The Mournful TeddyThe False-Hearted Teddy by John J. Lamb (Berkley Prime Crime Mystery, 2007): John Lamb has given teddy bear fanciers a great gift in his series of fun-to-read, clever stories. This is his second in a group of five teddy bear mysteries and follows The Mournful Teddy (2006), featuring the same central characters: a retired, teddy bear-collecting married couple. The setting for this murder mystery is a teddy bear show at a Baltimore hotel. I like the author’s style and authority as he draws on his own experience as a homicide detective to fill out details of his yarns. At the end of his teddy bear mysteries, Lamb profiles a teddy bear artist, which adds further interest for the reader. The third book of this teddy bear series, The Crafty Teddy (available in November), opens with someone taking a shot at Brad Lyon, the main character of the series.

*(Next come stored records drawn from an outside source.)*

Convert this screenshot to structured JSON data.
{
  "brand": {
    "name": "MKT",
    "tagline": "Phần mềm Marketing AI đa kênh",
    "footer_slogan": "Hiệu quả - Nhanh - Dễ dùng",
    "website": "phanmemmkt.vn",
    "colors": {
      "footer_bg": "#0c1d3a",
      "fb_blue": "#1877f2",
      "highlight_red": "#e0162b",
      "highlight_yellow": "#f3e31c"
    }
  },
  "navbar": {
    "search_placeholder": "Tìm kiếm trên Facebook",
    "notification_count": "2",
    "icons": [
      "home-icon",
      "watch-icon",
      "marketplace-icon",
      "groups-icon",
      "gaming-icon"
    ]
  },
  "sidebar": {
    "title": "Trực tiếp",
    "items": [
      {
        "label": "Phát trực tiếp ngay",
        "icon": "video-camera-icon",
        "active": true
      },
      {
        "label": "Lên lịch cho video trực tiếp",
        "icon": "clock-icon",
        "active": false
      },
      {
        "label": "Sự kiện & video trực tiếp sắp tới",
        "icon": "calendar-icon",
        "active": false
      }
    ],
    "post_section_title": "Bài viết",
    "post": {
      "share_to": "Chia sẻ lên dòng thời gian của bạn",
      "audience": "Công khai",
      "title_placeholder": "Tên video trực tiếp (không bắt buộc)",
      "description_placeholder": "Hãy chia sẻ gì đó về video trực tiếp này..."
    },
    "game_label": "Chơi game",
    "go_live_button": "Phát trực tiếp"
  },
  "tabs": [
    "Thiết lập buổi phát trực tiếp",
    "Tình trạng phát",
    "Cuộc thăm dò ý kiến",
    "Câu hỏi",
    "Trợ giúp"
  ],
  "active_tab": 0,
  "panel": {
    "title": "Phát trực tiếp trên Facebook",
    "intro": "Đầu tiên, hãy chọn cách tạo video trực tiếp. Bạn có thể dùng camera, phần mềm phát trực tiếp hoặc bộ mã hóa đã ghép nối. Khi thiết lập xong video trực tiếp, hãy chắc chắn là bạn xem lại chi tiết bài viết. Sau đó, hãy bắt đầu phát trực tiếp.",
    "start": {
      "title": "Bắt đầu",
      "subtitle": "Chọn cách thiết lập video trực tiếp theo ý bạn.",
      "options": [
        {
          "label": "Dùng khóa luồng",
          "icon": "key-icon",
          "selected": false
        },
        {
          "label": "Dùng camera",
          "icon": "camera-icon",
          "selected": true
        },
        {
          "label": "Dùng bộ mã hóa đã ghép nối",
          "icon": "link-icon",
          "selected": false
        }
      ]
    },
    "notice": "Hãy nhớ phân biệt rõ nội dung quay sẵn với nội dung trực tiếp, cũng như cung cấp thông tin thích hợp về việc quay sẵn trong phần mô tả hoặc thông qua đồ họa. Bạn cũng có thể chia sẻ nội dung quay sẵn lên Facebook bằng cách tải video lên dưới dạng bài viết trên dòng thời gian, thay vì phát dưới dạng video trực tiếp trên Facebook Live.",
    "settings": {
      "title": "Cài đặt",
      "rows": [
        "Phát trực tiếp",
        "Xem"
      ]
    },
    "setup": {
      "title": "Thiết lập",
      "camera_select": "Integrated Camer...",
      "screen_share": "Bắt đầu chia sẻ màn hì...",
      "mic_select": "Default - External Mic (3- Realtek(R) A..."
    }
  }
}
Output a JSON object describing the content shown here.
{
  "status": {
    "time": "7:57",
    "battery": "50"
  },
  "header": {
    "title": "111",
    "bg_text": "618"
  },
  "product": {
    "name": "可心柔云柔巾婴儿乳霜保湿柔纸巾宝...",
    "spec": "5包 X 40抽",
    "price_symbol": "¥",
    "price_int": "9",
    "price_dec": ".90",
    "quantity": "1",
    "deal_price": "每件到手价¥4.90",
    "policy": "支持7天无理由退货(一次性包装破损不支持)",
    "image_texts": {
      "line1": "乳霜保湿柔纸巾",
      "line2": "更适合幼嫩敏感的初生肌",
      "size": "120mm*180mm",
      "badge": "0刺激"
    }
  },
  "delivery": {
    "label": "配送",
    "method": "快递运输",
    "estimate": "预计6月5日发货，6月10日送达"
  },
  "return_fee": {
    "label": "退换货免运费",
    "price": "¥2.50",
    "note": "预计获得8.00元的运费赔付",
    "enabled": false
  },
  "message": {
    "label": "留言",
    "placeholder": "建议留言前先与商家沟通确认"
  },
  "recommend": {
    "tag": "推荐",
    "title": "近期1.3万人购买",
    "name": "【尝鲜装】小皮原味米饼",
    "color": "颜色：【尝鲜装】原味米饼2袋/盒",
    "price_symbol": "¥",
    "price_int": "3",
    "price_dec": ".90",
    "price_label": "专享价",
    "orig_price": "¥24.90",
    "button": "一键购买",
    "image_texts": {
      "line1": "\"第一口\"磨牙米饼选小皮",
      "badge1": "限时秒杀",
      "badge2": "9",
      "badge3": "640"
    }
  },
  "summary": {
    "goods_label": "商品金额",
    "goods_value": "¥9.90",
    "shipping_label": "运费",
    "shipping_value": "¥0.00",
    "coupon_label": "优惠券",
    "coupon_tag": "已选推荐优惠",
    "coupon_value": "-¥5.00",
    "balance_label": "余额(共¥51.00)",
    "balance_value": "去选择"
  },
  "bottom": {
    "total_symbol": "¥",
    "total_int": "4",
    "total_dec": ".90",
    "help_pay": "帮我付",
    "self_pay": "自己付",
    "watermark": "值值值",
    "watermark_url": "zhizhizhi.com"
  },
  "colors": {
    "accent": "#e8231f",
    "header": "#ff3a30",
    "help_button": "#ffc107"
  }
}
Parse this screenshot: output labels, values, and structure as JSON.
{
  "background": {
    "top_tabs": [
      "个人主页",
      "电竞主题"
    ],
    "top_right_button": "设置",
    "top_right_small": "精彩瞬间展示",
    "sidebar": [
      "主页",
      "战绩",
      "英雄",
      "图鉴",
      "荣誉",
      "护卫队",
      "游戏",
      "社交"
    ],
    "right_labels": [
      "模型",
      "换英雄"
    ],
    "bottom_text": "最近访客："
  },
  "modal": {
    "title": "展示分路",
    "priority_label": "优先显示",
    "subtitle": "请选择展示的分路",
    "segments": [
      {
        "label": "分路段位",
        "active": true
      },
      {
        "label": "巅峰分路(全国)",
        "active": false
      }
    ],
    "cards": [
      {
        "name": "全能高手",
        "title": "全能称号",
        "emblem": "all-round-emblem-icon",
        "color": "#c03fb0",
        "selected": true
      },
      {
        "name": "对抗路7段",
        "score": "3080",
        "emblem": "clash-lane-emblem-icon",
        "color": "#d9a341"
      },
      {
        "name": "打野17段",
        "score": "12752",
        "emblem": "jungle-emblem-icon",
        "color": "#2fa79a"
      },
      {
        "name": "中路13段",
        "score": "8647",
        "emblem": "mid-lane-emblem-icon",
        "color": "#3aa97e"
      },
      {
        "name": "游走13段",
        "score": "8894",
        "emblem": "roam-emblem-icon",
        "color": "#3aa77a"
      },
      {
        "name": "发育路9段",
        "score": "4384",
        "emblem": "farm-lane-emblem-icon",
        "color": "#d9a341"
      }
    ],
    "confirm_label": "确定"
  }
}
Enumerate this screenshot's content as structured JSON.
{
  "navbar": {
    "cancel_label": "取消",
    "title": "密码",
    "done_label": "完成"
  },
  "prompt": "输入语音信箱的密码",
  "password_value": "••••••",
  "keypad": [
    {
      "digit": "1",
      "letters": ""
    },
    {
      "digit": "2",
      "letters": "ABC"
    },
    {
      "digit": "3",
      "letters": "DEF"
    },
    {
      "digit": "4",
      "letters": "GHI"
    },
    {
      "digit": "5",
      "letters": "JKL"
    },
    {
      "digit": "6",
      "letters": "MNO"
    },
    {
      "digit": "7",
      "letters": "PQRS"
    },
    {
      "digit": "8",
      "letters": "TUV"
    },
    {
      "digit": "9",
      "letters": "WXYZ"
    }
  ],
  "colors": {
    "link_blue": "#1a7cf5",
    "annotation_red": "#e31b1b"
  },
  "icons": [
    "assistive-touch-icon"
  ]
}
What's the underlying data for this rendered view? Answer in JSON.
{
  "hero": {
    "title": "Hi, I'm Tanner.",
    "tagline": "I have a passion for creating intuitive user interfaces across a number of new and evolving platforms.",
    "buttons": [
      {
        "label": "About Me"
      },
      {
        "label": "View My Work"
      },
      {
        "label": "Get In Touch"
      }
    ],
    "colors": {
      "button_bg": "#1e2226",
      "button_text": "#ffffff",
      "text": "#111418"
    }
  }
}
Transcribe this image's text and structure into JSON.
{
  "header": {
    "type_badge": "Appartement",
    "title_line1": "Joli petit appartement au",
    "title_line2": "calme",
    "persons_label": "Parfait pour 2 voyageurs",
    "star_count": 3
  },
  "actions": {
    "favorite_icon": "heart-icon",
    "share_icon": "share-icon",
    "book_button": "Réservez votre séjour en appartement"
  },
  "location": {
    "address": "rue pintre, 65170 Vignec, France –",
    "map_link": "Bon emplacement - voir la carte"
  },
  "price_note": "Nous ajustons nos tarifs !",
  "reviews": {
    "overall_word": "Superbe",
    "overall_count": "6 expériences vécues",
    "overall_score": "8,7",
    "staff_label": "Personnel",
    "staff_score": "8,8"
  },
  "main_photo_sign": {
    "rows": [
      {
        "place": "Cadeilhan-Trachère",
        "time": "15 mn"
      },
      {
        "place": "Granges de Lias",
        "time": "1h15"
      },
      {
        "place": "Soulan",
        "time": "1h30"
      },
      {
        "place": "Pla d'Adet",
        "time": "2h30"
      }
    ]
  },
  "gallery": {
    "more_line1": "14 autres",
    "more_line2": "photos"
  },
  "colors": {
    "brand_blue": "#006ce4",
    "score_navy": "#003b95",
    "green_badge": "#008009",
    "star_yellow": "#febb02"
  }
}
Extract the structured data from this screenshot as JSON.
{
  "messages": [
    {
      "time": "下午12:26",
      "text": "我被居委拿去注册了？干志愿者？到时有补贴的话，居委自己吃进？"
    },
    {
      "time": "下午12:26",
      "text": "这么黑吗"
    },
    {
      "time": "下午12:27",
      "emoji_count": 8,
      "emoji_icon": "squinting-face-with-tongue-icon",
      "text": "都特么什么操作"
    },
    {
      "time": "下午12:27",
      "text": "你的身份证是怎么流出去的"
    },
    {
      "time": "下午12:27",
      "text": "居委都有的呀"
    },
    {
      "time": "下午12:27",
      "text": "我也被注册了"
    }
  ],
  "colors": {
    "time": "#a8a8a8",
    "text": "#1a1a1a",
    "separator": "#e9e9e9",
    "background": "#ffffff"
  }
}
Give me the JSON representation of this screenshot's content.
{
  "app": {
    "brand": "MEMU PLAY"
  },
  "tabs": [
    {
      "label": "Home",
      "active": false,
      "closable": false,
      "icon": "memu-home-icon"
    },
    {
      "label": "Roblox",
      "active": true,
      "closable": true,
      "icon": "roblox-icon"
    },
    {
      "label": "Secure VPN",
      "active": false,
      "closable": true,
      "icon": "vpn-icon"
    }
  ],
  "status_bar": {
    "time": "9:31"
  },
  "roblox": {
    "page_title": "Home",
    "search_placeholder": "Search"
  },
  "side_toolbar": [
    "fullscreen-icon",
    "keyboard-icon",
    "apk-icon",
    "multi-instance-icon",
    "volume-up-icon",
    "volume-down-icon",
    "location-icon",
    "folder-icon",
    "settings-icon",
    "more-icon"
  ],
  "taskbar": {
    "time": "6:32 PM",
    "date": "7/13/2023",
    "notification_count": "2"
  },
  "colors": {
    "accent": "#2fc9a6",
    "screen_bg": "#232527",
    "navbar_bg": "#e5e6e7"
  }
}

Heart and Soul

T. Bear’s Tale: Hugs Across AmericaT. Bear’s Tale: Hugs Across America by Sue Lucarelli (Old Castle Publishing, 2004): Written for children but delightful for anyone who believes in the noble work of teddy bears, this book is based on true events of 9/11, when a New York City school teacher became “the Bear Lady.” She and three teddy bears comforted children in her class who had seen the World Trade Center horror on their way to school. This account of 58,000 teddy bears collected and given to NYC children so they could have a hug whenever they one was wanted is brightly and beautifully illustrated by Mirto Golino.


For the Young and Young at Heart

In Search of the First Teddy Bear by Myke Feinman (Ink & Feathers Comics, 2002): Called a comic book but similar to a magazine, this book’s creative images are the work of the author’s son, Anthony Feinman; it also includes one large drawing by the author and some artistic use of historical photos. It’s a fantasy story of a Build-A-Bear Workshop teddy who travels back in time on a quest to discover if the first teddy was created by the Steiff family or by Morris and Rose Mitchtom.

 

J.A. TeddyJ.A. Teddy by John Alfred Rowe (Pengiun Group, 2006): Have you known the heartbreak of a teddy bear who disappeared? Have you ever wondered what has happened to all the lost teddies of the world? This spirited adventure is meant for children and anyone interested in finding out about mysteriously missing teddy bears who have sadly vanished from their owners’ lives. The writer is the illustrator of this bright tale for future generations of teddy-collecting arctophiles.

 

Ophelia’s English Adventure by Michele Durkson Clise (Clarkson N. Potter Inc., 1987): In this timeless tale for anyone of any age who is fond of teddy bears, the author has effectively enlisted her collection of antique teddies to create a world where a hug of Parisian teddy bear friends find adventure. They are off to England for tea with the queen, but stay to investigate a mystery. The book is filled with charming photos of the bears in a variety of tableaus enhanced by rich fabrics, vintage ribbons and laces, and other items from the past. Ophelia herself is a famous antique teddy bear, reproduced by Steiff, in regular and baby size during the 1980s. This alluring book will be enjoyable for you and your bears.

 

The Teddy Bear that Prowled at Night by Edna Groff Deihl (Green Tiger Press, 1986; originally 1924): When I came across this new version of a lost, old book I had as a toddler, I was delighted. I recalled the charming illustrations of Mary LeFetre Russell. Later, I bought an original copy of the book, published by Sam’L Gabriel, with out the year and credit for author or illustrator, and called Tiny Teddies. It’s a sweet treasure. Out-of-print and old books are often inexpensive and not too difficult to find. They make great gifts for your teddy bear fancier friends and yourself.

 

Two More Must-Have Books

Linda Mullins’ Teddy Bear & Friends Identification & Price Guide by Linda Mullins (Hobby House Press, 2000)

The Ultimate Teddy Bear Book by Pauline Cockrill (Dorling Kindersley, 1991)